Human beings have multiple senses, controlled by one magnificent brain. Readily apparent to even a child, these simple truths turn out to be pretty important for designing buildings.
In addition to the five we normally think of – vision, hearing, smell, taste, and touch – there are other senses humans can’t easily live without. Without the vestibular structures in both inner ears, we wouldn’t be able to sense acceleration… including that constant acceleration called gravity. Though our eyes might still tell our brains which way is up, we wouldn’t be able to keep our balance, much less walk or run. And without the kinesthetic sense of proprioception, we wouldn’t be able to touch our noses with our eyes closed, much less complete a no-look pass. We can debate other “senses” – like hunger, pain, or temperature – but the point is clear: humans are sensory beings.
if you’re designing buildings where people teach and learn, it’s really important to understand the senses, and how they interface with the brain
The reason it’s so important to keep these things in mind when designing buildings is that human beings can only experience and navigate our world (both the natural and man-made) with the constant help of our senses. Each of them evolved over eons to help us find food, vie for mates, and avoid predators. While we still do some of those things, humans rely just as heavily on our senses for things we didn’t always do – like play badminton, attend calculus lectures, and use touch screens. Vision and hearing in particular are really important for communication, and by extension, for any kind of learning. Until we figure out some kind of telepathy, the only way to get knowledge into or out of any brain is through the senses – especially the eyes and ears. So if you’re designing buildings where people teach and learn, it’s really important to understand the senses, and how they interface with the brain.

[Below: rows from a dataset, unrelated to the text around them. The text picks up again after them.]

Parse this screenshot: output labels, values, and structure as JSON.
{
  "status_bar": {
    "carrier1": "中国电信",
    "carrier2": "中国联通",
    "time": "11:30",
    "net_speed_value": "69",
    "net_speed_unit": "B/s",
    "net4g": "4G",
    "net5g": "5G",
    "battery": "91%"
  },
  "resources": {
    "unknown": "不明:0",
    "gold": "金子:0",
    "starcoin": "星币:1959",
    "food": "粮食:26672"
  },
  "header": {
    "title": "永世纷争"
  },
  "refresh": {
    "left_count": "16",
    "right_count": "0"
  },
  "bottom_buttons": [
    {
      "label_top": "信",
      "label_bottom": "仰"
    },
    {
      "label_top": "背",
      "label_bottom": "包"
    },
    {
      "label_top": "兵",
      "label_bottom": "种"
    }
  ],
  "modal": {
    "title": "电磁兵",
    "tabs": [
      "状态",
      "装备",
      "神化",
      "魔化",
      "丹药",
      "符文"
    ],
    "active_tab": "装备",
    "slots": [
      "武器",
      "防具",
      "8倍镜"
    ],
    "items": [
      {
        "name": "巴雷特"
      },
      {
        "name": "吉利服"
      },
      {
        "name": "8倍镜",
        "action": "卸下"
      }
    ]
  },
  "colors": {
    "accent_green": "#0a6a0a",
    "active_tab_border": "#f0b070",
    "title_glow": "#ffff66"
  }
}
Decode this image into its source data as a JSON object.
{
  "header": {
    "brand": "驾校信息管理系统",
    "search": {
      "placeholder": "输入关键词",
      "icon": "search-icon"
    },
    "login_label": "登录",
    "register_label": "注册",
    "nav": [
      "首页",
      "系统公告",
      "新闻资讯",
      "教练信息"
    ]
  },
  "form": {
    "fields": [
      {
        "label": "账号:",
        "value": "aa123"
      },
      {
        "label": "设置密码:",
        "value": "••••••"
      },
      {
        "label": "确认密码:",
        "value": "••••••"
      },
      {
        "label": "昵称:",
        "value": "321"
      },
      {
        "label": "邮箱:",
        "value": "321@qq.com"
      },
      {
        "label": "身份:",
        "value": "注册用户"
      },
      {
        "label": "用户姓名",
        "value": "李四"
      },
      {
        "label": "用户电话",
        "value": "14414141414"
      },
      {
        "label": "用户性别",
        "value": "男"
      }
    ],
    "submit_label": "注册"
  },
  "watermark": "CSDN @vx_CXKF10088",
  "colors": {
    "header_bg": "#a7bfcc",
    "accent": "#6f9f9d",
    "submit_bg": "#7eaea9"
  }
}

One Magnificent Brain
Even when deprived of sensory input, the human brain has shown itself to be remarkably adaptive. Helen Keller’s development, education, and signature wit stand as an extreme example of the human potential to overcome seemingly insurmountable sensory barriers. But we are only beginning to learn how amazingly complex the human brain is. The past couple of decades have seen a groundswell of important work in assessment and early intervention of developmental sensory and neurological issues. We now understand that many children with clear vision and full hearing have difficulty learning or paying full attention because of sensory processing issues in the brain.
When designing for people with limited or no visual or auditory ability, or who have sensory processing difficulties, it has been critically important for Mackey Mitchell’s design team to understand the barriers that buildings so often present for access, movement, communication, and learning – from blind corners in winding corridors to classrooms with noisy fan coil units. By focusing on all the sensory barriers that can occur in buildings, we uncover valuable new design solutions and strategies. A few examples:
With hearing, we regard the audible lesson being taught – whether from the voice of a teacher, a peer, or some recorded audio – as the signal, and everything else as background noise that can interrupt learning by blocking or masking the signal. We measure and model the signal-to-noise ratio mathematically when designing new classrooms. We do consider sound amplification technologies to elevate signal, but only after carefully managing and reducing all potential sources of background noise. We identify every source of possible classroom noise, sort them into four categories, and prioritize them by sound pressure level and frequency. We then focus every design decision around the classroom (wall construction, window size and placement, sealants, ducts, diffusers, finishes – the list goes on) toward reducing background noise in each of the four categories.
The same approach applies to vision, where signal equates to the teaching wall, projection screen, or the teacher’s face, and “visual noise” equates to unwanted glare from lighting, windows placed too close to a teaching surface, or movement in the peripheral field. The goal is the same – to elevate visual signal, reduce visual noise, and balance overall sensory comfort. For example, consider the contrast balance of a teaching wall. The visual signal itself biases high contrast – most preferably white chalk on a dark surface. But if the visual contrast from that dark surface to surrounding (bright white) walls and ceiling is too stark, the whole composition becomes jarring, and can compete with attention and focus. A more balanced solution examines the wider picture, providing a more uniform, low-contrast treatment of the whole wall, allowing the words and images of the visual lesson to provide the primary contrast. The same strategy recommends against open storage on or near a teaching wall – especially if it provides visual access to games or other activities students may find more interesting than the lesson.
With other senses, we seek to create stimulating environments (sensory deprivation is NOT good for human attention) that are not over-stimulating or distracting. If mechanical systems are not properly balanced, classrooms can be exposed to kitchen or cafeteria odors in the hour before lunch. When that happens, you probably lose more than students’ ability to focus. You lose the teacher, as well.
the design strategies Mackey Mitchell has developed in schools for the deaf and blind ultimately benefit ALL learners
When you consider the thousands of design decisions that go into the creation of any building, you begin to understand just how many strategies we have developed to improve the sensory commerce of teaching and learning. Because almost no one has perfect vision and hearing, the design strategies Mackey Mitchell has developed in schools for the deaf and blind ultimately benefit ALL learners.
Finally, because human sensory abilities tend to degrade with age, the future will probably find each of us more deaf and blind than we are now. Sensory-focused design will likely benefit all humans, and our magnificent brains.